Start of STORED DATA
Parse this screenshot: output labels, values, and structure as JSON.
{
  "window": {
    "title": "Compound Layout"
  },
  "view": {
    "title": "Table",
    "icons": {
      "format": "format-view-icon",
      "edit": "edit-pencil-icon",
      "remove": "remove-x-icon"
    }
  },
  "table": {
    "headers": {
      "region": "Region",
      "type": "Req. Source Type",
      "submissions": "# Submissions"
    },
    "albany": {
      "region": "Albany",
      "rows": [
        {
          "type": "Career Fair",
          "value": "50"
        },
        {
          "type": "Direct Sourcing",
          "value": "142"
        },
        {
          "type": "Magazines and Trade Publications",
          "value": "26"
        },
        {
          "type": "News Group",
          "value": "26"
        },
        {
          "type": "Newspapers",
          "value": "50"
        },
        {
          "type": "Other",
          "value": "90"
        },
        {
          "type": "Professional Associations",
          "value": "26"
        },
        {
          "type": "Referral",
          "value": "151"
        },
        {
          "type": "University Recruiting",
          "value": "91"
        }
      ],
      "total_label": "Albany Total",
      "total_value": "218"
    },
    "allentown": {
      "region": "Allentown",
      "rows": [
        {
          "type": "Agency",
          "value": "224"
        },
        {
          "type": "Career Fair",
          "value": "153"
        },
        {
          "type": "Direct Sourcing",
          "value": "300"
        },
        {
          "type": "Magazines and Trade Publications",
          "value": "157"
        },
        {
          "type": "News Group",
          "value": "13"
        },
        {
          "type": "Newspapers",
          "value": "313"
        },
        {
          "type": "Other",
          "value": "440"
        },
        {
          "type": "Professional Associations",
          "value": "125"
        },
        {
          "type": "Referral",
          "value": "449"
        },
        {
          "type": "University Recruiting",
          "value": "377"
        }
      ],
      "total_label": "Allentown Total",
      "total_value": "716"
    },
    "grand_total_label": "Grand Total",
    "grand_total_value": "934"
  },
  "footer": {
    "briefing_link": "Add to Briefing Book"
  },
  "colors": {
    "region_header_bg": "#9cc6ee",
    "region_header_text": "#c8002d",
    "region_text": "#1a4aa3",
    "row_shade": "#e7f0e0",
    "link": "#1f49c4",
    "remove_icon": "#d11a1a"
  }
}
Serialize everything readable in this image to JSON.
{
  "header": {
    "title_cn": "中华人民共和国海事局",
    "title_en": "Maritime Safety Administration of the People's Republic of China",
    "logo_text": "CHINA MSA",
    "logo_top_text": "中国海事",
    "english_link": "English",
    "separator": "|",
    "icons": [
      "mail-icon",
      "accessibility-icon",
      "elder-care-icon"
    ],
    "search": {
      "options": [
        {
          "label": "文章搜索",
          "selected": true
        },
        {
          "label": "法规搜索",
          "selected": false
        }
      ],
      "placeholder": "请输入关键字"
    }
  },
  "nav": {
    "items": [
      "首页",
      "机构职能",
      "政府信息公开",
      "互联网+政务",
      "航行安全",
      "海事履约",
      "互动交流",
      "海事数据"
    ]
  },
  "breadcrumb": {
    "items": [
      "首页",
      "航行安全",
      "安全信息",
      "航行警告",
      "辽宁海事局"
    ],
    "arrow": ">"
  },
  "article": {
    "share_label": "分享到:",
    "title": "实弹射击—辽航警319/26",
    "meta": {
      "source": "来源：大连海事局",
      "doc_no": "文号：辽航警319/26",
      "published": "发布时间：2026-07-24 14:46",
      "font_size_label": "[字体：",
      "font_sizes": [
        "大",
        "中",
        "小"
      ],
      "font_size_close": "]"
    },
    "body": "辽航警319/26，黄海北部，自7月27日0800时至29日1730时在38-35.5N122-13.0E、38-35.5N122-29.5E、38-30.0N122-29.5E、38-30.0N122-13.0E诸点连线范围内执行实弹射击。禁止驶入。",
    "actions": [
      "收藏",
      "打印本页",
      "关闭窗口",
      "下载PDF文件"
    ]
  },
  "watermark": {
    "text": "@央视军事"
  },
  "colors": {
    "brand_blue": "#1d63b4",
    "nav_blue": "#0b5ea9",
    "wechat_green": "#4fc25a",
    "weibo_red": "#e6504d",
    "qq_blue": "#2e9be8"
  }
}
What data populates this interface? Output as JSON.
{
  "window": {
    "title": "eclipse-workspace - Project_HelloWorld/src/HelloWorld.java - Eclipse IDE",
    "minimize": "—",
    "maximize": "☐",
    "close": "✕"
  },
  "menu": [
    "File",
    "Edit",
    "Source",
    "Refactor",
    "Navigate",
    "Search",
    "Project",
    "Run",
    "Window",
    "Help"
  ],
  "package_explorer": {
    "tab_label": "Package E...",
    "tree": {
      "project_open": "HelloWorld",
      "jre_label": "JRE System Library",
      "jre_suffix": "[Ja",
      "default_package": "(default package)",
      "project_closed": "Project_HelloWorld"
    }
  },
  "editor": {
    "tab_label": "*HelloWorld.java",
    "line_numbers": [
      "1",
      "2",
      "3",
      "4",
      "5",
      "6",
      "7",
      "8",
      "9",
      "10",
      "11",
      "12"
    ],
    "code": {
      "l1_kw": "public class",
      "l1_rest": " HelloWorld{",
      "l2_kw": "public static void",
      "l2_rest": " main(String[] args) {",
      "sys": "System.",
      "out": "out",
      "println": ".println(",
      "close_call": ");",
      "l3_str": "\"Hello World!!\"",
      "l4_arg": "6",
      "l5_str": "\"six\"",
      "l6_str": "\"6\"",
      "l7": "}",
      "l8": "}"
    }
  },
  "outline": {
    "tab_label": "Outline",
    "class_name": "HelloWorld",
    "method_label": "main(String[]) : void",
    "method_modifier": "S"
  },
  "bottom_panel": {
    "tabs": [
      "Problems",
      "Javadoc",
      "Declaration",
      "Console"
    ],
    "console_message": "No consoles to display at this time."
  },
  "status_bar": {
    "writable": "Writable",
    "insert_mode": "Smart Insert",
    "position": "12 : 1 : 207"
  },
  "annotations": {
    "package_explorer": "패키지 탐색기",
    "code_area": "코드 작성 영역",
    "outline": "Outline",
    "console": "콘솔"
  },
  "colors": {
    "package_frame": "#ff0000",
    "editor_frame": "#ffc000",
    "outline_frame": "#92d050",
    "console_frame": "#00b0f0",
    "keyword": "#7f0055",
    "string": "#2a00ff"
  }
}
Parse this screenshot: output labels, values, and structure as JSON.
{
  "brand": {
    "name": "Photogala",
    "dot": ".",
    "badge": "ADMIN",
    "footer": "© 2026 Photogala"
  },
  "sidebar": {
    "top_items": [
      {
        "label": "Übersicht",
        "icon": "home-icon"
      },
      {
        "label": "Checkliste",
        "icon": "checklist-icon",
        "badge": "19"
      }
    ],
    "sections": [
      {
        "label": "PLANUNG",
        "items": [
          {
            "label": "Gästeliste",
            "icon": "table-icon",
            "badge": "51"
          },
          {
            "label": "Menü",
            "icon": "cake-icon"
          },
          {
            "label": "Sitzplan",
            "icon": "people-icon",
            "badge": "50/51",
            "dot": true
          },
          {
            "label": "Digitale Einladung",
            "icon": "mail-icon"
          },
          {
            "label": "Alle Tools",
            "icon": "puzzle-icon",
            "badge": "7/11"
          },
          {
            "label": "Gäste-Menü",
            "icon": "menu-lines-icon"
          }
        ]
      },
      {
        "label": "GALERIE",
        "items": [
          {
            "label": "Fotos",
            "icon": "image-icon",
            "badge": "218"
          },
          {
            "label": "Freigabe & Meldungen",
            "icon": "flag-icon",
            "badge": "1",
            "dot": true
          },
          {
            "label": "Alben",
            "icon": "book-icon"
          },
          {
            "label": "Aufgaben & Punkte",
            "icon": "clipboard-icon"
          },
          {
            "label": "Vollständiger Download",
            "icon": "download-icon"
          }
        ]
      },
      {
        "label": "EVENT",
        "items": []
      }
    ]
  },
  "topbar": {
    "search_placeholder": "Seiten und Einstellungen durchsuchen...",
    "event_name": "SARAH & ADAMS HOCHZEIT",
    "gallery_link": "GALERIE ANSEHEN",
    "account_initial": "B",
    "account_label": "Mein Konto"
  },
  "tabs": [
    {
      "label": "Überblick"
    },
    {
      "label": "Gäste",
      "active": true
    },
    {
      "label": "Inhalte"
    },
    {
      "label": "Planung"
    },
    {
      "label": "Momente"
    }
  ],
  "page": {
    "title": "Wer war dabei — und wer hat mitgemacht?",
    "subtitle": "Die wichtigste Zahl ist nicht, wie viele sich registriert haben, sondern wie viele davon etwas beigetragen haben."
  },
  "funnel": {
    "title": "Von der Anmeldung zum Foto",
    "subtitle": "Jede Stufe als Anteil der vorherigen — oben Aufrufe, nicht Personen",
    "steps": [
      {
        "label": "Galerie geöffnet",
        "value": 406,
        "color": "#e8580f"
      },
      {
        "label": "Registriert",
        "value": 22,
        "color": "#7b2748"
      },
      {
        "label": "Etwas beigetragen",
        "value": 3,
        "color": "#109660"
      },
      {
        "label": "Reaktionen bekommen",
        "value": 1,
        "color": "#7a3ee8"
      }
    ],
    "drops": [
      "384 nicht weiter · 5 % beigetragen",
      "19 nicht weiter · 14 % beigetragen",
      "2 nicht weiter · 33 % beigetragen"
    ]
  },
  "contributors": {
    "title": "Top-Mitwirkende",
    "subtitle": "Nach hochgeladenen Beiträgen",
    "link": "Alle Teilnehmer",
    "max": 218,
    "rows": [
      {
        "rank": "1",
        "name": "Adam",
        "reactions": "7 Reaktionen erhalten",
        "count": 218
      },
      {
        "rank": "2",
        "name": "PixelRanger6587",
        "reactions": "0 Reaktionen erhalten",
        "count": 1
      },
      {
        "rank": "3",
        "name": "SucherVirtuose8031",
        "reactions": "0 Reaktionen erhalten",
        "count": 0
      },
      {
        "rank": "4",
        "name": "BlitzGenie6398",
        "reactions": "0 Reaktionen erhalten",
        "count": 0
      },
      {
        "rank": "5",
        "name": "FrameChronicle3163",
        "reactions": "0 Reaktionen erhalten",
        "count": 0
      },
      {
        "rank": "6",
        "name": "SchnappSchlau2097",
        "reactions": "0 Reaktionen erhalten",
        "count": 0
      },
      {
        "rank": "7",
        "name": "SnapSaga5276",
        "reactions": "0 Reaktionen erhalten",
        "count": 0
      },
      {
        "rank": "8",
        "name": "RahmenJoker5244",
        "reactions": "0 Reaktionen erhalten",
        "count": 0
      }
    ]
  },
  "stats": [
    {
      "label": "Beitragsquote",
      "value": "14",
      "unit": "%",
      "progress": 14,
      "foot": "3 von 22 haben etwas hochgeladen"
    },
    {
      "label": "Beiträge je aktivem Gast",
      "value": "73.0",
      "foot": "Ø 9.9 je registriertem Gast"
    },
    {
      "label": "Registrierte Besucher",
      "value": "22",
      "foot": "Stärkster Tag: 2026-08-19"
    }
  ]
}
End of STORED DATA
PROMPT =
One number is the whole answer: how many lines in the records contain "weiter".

RESPONSE TO THIS TASK =
3